To do: Could you state how many lines of the material hold "time"? Include nothing beyond the number.

Record set:
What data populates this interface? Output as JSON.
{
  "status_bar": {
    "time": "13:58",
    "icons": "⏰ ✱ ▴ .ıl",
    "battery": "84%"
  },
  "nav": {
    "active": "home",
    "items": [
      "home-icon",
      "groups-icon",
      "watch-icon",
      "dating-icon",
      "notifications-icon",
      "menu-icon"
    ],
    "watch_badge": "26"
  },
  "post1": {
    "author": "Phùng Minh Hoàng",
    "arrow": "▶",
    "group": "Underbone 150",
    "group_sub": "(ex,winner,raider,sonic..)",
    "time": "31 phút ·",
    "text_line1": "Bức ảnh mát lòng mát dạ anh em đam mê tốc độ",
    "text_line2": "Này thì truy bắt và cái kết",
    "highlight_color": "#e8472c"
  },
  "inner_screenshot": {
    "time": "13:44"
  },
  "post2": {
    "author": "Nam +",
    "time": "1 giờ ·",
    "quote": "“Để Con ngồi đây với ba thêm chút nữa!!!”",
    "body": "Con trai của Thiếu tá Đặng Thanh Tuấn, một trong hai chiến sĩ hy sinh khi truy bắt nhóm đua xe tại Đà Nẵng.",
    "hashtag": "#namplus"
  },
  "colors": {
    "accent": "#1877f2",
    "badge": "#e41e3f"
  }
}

Exercise output: 4